WORK TASK:
Wherever "this" appears in a line of the listing, report that line.

*** Block opens ***

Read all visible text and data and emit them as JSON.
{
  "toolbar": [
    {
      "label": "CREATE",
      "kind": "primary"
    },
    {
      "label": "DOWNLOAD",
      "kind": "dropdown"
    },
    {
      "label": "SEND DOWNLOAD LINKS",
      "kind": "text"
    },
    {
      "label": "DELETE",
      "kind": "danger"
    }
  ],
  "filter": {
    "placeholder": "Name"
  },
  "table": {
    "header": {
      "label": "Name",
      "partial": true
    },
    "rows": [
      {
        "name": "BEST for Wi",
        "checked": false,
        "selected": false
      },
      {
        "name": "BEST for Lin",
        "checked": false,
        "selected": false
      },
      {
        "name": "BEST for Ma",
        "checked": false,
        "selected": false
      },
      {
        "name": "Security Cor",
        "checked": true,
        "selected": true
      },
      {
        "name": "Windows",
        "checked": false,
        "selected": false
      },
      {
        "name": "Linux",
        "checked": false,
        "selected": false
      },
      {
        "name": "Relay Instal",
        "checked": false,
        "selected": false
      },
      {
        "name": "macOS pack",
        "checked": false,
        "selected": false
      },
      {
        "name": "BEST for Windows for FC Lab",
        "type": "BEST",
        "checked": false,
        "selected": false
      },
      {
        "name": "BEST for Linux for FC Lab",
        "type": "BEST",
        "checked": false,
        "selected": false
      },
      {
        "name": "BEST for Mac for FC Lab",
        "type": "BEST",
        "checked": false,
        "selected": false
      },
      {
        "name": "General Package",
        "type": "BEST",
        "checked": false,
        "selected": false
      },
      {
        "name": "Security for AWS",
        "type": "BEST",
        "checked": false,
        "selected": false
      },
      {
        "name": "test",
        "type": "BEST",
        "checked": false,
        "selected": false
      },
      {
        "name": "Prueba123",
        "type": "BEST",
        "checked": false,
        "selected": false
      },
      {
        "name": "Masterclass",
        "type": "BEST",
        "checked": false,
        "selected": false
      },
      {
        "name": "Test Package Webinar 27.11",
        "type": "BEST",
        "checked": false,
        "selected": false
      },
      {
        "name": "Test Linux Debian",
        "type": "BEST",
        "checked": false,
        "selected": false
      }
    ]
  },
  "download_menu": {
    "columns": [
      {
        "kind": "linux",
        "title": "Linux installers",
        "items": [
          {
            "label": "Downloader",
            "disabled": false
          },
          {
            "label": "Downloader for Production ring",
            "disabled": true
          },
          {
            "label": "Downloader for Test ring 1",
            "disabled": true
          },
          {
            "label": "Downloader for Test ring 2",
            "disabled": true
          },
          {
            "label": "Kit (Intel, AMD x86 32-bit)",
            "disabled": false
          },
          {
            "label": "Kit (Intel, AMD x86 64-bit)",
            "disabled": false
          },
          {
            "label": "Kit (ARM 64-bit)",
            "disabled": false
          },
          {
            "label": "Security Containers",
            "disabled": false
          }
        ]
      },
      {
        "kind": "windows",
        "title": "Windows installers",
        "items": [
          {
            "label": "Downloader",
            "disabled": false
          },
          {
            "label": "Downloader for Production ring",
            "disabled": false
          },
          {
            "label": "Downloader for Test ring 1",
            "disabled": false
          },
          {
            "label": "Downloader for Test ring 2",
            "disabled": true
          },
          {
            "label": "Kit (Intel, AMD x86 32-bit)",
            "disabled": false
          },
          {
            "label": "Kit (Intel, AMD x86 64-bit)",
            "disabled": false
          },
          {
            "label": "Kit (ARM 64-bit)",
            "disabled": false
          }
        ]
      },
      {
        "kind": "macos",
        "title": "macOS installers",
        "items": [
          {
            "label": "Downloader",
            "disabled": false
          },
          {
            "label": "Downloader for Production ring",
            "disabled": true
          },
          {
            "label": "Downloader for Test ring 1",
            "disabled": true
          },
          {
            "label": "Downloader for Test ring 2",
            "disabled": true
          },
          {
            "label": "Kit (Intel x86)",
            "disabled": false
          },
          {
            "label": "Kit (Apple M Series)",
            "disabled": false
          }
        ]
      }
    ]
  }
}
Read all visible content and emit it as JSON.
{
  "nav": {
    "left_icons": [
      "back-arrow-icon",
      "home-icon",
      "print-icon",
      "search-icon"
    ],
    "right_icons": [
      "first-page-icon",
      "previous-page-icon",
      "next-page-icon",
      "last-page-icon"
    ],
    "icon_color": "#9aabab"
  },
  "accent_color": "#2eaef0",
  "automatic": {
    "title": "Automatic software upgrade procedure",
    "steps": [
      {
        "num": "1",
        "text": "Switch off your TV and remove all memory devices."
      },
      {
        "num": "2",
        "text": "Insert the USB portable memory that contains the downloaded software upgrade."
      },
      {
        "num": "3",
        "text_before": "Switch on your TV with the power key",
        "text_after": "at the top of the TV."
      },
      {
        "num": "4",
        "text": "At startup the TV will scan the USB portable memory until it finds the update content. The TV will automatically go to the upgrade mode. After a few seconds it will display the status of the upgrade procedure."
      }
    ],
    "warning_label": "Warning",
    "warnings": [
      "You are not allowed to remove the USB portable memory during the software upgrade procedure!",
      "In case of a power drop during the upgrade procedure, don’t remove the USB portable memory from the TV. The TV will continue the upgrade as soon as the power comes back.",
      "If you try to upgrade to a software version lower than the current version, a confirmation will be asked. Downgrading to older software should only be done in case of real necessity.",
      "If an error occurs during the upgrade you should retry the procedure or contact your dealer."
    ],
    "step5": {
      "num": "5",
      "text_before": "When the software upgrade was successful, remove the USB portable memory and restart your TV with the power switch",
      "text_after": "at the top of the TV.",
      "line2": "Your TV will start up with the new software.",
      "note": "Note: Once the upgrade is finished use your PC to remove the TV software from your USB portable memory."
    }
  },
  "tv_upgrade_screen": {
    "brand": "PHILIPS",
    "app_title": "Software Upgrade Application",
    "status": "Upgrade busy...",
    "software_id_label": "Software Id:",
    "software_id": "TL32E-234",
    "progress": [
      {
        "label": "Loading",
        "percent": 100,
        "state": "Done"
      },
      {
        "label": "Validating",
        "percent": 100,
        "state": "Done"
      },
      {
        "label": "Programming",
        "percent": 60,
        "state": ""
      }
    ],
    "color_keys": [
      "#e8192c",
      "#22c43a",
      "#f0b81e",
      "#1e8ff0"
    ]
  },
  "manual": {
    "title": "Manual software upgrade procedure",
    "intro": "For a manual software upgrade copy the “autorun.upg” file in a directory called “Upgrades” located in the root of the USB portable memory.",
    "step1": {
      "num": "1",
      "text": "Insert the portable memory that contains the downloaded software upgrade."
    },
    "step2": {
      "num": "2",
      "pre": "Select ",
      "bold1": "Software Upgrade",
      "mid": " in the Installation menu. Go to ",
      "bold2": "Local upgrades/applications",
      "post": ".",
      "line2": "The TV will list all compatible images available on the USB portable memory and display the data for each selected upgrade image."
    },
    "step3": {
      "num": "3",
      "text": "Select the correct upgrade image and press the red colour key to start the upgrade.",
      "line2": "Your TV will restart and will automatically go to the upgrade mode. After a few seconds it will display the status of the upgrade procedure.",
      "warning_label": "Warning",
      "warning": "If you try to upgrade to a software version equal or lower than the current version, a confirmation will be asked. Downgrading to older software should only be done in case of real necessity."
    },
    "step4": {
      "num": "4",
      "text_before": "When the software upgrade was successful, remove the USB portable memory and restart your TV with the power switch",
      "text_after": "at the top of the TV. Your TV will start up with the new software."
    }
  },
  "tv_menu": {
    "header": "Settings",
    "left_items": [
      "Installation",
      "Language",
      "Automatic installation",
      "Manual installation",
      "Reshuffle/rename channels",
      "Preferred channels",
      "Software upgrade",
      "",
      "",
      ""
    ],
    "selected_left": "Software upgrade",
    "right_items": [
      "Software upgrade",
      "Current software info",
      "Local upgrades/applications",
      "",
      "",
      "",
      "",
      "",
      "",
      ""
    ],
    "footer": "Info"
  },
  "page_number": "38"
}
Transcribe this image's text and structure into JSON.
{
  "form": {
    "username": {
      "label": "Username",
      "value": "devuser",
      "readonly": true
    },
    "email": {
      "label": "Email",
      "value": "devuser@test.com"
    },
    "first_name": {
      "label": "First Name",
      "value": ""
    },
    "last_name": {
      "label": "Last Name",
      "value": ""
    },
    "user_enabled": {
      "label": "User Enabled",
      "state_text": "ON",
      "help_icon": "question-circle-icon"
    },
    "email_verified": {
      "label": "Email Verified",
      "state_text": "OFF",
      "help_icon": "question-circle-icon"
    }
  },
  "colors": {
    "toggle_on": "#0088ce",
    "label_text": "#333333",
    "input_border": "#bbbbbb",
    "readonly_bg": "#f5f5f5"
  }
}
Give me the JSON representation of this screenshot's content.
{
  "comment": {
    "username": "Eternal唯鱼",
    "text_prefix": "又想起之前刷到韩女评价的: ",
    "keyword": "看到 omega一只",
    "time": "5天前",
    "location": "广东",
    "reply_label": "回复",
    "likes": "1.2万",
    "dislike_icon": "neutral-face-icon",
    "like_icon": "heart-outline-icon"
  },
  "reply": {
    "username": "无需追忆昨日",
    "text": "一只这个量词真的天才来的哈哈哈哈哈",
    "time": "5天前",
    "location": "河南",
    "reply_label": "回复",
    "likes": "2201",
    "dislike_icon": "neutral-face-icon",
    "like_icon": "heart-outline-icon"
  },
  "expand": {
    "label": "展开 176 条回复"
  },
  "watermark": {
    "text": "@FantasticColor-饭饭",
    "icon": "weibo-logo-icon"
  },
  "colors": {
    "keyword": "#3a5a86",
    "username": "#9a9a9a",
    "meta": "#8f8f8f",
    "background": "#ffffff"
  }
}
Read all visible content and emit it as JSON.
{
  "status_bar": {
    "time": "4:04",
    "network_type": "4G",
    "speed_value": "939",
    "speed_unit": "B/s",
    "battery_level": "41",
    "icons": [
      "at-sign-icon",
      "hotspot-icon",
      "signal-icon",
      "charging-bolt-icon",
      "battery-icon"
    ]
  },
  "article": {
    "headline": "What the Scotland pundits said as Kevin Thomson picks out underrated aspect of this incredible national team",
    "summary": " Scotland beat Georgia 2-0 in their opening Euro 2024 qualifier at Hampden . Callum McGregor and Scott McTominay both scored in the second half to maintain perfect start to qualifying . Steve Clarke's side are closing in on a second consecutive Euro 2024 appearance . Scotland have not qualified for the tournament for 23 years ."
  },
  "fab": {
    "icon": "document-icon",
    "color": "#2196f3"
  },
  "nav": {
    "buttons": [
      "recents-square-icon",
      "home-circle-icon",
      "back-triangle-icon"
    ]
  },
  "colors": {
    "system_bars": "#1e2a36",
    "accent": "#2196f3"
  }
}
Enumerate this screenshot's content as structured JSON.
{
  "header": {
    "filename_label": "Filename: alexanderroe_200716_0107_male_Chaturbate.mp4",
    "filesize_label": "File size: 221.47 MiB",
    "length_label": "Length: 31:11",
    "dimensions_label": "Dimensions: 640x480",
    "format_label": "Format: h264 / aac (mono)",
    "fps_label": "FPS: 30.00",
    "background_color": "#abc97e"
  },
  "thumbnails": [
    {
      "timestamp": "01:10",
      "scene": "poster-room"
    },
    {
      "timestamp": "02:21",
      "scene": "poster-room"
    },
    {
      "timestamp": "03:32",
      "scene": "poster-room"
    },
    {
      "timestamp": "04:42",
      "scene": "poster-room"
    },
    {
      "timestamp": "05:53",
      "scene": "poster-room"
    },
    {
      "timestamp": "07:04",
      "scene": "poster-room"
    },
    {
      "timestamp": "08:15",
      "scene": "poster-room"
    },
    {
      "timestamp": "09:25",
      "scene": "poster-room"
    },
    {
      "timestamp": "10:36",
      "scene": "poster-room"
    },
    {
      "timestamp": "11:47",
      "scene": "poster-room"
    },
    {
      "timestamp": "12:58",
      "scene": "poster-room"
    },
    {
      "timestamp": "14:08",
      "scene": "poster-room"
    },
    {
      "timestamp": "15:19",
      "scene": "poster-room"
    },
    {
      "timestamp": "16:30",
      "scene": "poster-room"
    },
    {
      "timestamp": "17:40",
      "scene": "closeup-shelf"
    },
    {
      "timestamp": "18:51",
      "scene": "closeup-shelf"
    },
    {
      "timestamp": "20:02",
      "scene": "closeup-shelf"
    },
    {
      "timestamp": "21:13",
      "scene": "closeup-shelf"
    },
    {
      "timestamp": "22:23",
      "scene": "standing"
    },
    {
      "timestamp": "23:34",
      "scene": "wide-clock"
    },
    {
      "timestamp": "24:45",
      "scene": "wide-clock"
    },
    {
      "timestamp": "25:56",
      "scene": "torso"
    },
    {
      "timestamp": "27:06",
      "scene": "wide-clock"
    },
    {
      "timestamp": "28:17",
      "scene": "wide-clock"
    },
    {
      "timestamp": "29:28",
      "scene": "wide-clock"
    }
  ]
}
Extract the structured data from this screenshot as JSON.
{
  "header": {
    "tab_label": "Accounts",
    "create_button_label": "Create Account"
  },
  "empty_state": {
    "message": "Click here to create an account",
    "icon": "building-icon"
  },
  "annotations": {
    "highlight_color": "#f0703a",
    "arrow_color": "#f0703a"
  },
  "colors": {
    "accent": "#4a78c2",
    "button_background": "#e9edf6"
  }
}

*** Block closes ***

PROBLEM SOLUTION:
Transcribe this image's text and structure into JSON.
Give me the JSON representation of this screenshot's content.
    "headline": "What the Scotland pundits said as Kevin Thomson picks out underrated aspect of this incredible national team",
Enumerate this screenshot's content as structured JSON.
Extract the structured data from this screenshot as JSON.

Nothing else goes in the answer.